(Website and app data records)

--------------------------------

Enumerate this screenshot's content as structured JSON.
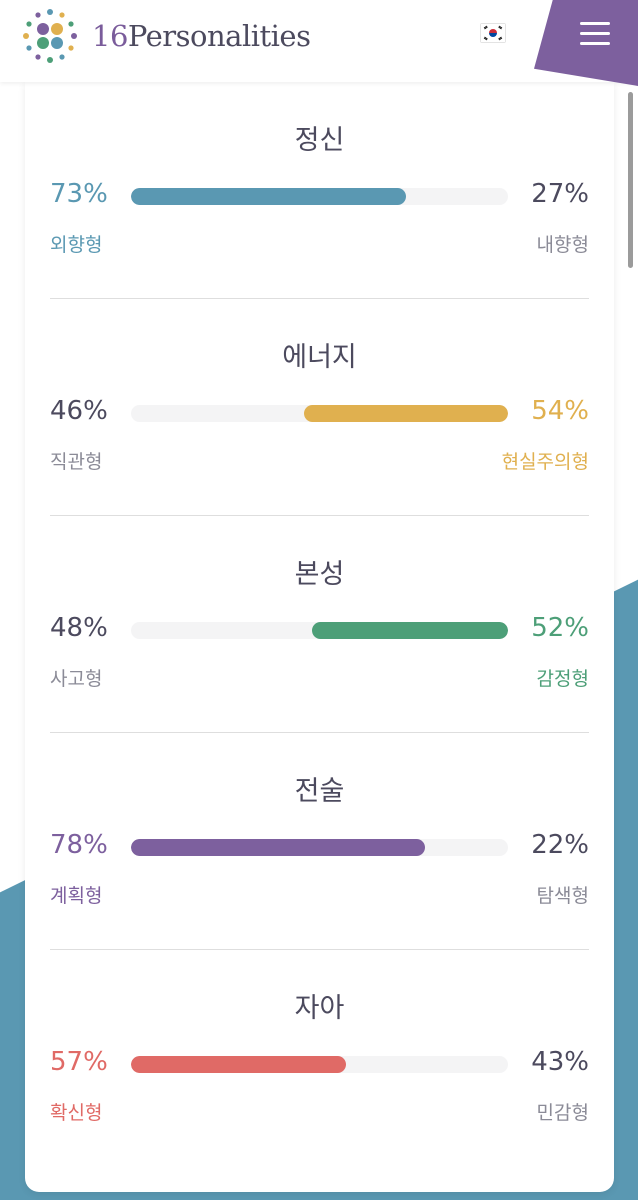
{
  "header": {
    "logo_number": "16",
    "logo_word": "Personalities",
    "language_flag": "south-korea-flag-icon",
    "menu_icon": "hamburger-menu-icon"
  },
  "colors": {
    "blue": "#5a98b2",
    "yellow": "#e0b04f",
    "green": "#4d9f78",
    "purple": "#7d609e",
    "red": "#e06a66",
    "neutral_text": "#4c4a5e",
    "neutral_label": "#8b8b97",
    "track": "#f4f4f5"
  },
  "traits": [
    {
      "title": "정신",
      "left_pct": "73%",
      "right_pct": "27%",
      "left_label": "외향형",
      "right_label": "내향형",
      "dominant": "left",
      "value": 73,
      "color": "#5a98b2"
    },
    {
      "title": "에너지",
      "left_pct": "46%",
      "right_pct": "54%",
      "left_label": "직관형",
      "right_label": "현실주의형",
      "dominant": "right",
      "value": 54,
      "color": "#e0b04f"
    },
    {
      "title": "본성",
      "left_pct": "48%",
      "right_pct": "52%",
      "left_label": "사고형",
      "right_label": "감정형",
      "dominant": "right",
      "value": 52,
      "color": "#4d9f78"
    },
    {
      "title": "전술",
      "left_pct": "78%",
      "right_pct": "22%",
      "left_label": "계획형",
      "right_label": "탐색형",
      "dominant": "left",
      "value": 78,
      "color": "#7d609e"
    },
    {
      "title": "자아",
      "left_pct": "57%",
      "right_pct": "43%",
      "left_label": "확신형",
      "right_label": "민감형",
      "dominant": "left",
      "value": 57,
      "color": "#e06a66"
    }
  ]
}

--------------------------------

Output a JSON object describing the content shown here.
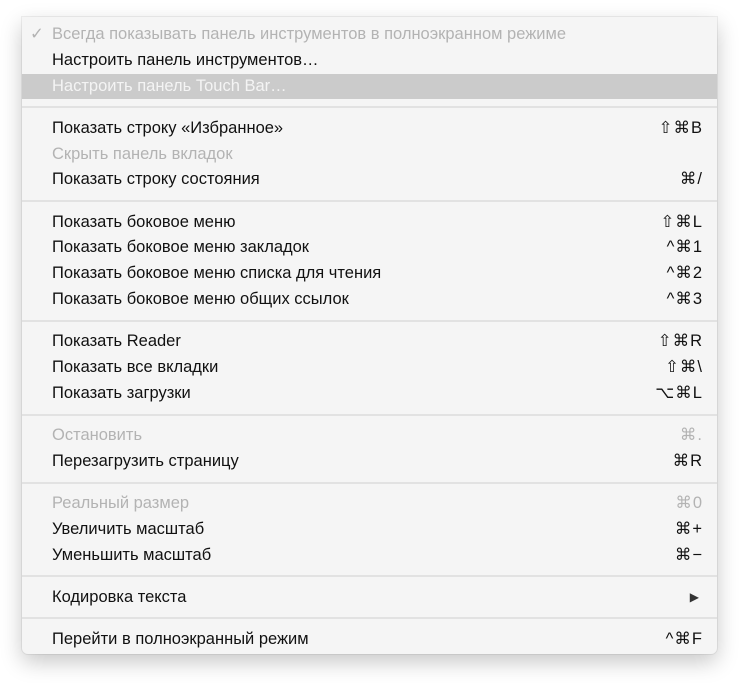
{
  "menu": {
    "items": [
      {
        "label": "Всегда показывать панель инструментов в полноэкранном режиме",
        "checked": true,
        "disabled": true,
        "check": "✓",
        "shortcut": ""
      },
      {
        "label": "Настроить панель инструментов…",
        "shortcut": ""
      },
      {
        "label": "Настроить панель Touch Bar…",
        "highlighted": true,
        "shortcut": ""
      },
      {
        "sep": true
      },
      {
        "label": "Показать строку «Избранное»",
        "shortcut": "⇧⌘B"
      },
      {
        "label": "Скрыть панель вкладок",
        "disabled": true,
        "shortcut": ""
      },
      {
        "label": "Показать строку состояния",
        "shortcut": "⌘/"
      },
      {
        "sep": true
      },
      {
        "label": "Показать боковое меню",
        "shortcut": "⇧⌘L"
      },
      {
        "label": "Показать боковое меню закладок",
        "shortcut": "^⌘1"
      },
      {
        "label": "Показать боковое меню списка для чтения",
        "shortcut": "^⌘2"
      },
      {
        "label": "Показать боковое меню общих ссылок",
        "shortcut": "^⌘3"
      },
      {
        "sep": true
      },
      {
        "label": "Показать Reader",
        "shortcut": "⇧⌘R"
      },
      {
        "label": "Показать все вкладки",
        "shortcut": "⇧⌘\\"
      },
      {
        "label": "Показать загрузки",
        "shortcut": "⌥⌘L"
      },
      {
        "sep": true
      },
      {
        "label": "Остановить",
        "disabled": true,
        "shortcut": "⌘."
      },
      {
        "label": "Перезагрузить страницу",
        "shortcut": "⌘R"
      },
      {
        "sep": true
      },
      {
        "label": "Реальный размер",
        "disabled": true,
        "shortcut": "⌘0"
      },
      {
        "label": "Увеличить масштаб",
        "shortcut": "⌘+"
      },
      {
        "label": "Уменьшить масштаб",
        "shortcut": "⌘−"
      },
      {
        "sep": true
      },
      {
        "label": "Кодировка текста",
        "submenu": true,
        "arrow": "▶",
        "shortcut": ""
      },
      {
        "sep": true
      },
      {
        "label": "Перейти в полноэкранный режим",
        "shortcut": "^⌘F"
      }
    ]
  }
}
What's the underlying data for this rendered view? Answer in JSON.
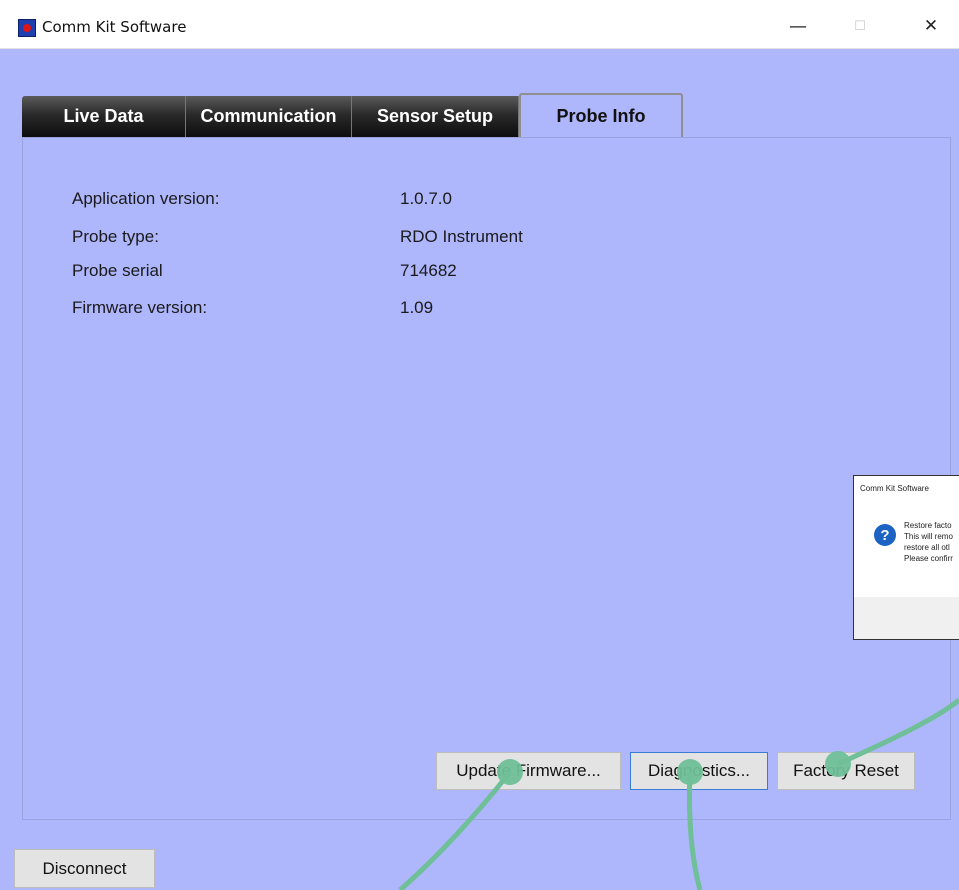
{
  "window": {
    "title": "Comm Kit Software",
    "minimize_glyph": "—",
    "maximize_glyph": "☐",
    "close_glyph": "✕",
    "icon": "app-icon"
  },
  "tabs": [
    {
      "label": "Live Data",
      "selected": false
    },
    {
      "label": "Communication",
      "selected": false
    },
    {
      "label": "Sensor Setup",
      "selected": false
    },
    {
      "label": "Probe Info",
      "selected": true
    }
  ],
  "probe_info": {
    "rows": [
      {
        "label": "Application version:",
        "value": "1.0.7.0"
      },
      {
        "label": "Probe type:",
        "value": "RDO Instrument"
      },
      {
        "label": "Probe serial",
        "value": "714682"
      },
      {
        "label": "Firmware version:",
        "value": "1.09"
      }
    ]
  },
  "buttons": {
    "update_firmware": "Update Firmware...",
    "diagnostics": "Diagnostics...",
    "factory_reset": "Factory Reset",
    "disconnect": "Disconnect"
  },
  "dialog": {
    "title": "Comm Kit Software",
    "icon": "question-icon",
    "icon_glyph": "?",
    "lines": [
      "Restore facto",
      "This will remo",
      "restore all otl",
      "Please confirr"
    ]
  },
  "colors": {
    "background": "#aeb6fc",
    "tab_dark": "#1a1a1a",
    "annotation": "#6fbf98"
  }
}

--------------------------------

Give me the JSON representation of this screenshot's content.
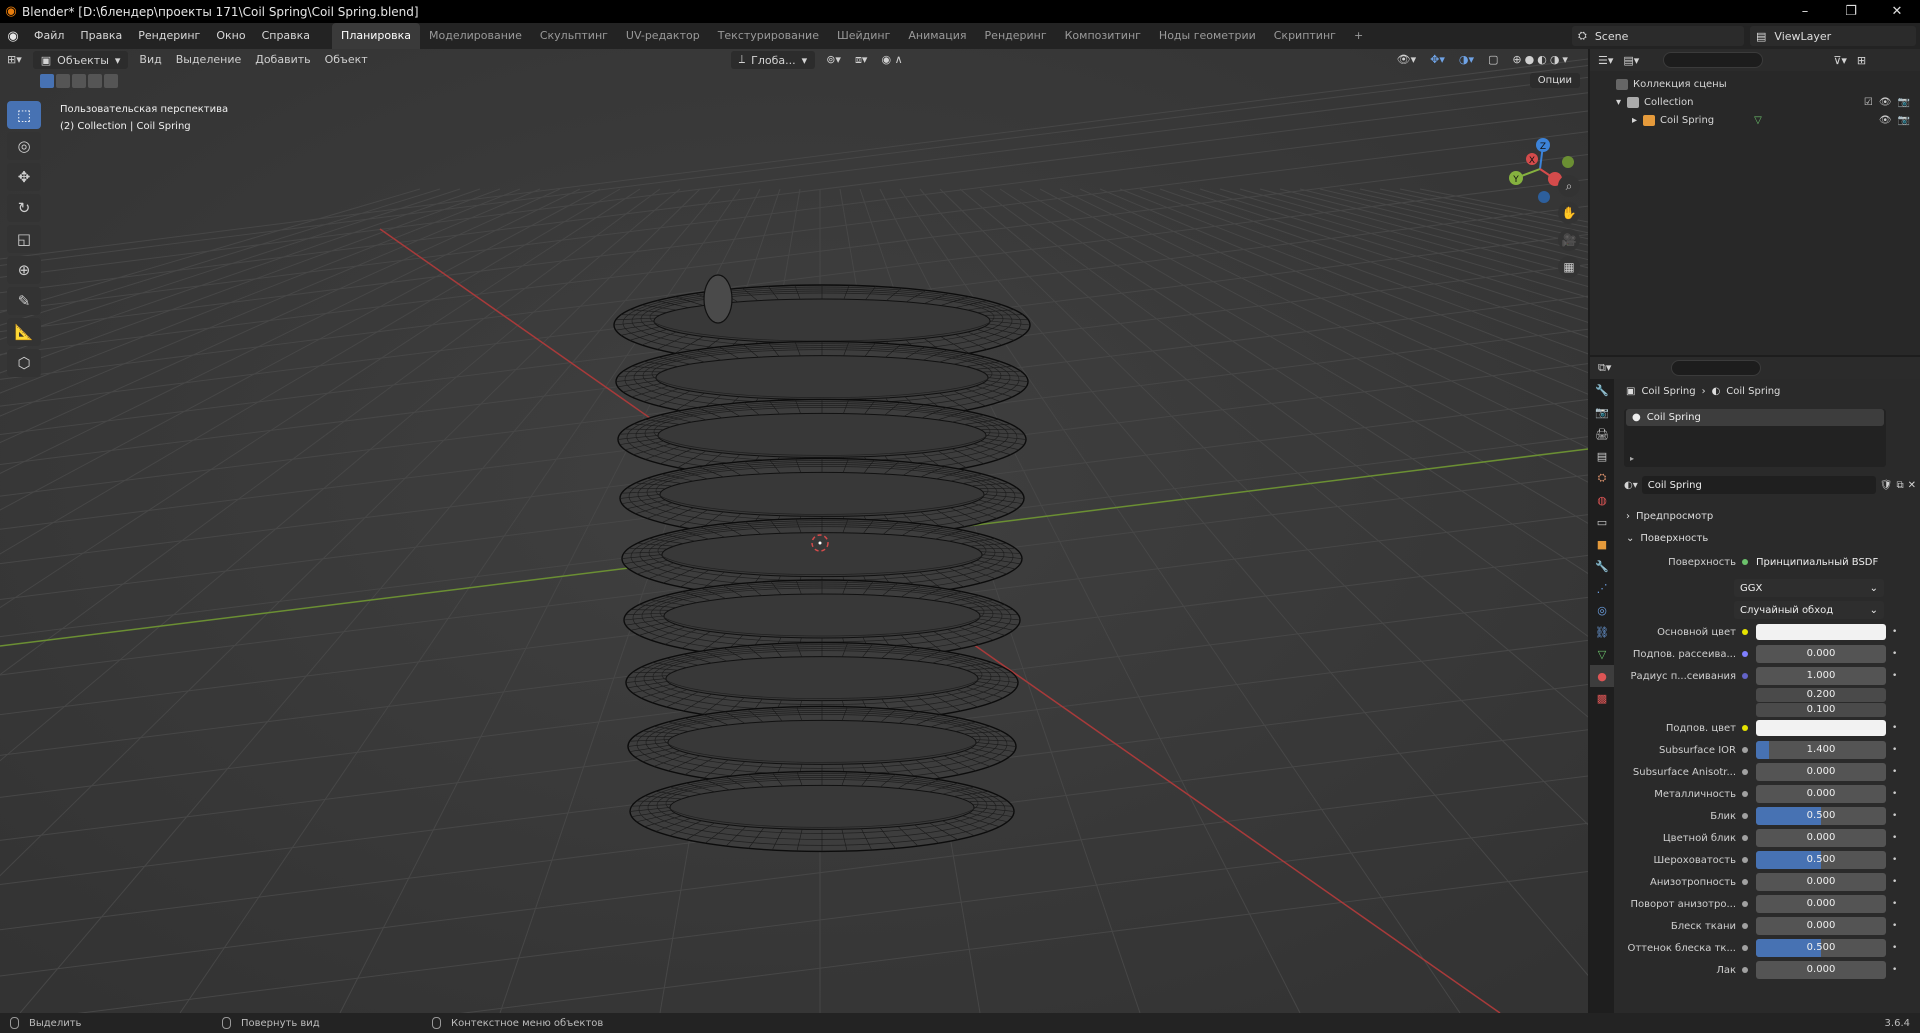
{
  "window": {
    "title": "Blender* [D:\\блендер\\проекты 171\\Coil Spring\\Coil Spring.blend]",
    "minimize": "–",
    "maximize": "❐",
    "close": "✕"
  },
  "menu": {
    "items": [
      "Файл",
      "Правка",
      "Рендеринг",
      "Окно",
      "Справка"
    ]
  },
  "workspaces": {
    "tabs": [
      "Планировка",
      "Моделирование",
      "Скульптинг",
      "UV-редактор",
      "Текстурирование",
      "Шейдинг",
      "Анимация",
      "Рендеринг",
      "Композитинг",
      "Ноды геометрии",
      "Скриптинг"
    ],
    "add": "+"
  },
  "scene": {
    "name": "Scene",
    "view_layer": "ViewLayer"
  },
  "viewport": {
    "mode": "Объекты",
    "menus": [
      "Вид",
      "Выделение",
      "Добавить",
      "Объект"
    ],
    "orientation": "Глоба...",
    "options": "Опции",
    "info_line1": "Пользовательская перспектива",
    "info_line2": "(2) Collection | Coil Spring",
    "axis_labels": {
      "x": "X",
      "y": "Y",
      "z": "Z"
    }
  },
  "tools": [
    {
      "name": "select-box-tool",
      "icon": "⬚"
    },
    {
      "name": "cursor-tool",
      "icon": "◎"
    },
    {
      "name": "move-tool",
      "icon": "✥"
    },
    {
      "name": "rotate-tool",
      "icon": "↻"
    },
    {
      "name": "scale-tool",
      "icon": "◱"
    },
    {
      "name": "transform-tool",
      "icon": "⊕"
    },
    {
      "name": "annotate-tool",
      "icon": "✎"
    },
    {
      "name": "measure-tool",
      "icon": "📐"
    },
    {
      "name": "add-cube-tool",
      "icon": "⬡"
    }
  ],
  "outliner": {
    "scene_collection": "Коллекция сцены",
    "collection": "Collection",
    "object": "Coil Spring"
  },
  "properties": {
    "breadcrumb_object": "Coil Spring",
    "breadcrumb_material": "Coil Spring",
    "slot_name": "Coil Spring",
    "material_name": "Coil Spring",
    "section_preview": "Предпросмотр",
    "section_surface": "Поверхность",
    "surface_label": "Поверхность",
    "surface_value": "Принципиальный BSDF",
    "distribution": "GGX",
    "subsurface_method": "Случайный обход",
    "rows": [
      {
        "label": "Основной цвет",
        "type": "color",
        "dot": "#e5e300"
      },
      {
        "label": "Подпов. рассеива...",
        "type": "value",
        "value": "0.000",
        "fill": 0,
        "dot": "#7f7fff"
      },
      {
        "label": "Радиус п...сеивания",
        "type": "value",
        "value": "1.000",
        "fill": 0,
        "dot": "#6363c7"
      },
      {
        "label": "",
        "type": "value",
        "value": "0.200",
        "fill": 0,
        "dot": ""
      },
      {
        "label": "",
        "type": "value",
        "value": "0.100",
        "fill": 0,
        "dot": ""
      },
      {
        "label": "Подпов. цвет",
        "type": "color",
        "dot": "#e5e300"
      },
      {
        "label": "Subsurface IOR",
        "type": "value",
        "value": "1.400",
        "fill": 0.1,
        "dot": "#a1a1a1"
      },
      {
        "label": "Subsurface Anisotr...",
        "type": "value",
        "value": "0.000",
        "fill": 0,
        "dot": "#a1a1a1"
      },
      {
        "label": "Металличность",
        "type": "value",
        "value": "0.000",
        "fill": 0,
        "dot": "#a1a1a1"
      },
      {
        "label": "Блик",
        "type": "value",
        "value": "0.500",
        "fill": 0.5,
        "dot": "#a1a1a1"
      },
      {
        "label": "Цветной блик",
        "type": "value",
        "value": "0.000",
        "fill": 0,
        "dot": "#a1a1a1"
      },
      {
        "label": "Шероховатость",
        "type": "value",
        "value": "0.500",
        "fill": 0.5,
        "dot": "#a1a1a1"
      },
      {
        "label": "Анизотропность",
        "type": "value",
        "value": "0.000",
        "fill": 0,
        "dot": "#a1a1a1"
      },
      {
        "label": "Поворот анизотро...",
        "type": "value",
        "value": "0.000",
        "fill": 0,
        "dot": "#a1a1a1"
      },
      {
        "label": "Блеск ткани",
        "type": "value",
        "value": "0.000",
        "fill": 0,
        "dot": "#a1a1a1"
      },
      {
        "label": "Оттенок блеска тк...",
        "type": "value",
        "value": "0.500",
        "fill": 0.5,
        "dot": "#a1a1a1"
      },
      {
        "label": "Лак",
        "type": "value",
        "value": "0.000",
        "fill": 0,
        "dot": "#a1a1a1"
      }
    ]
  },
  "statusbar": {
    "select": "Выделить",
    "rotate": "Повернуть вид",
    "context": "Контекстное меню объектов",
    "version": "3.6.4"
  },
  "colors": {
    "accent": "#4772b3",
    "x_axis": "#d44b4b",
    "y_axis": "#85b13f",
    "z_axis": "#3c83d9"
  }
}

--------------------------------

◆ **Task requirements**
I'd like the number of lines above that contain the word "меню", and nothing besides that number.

◆ **Response to the exercise**
5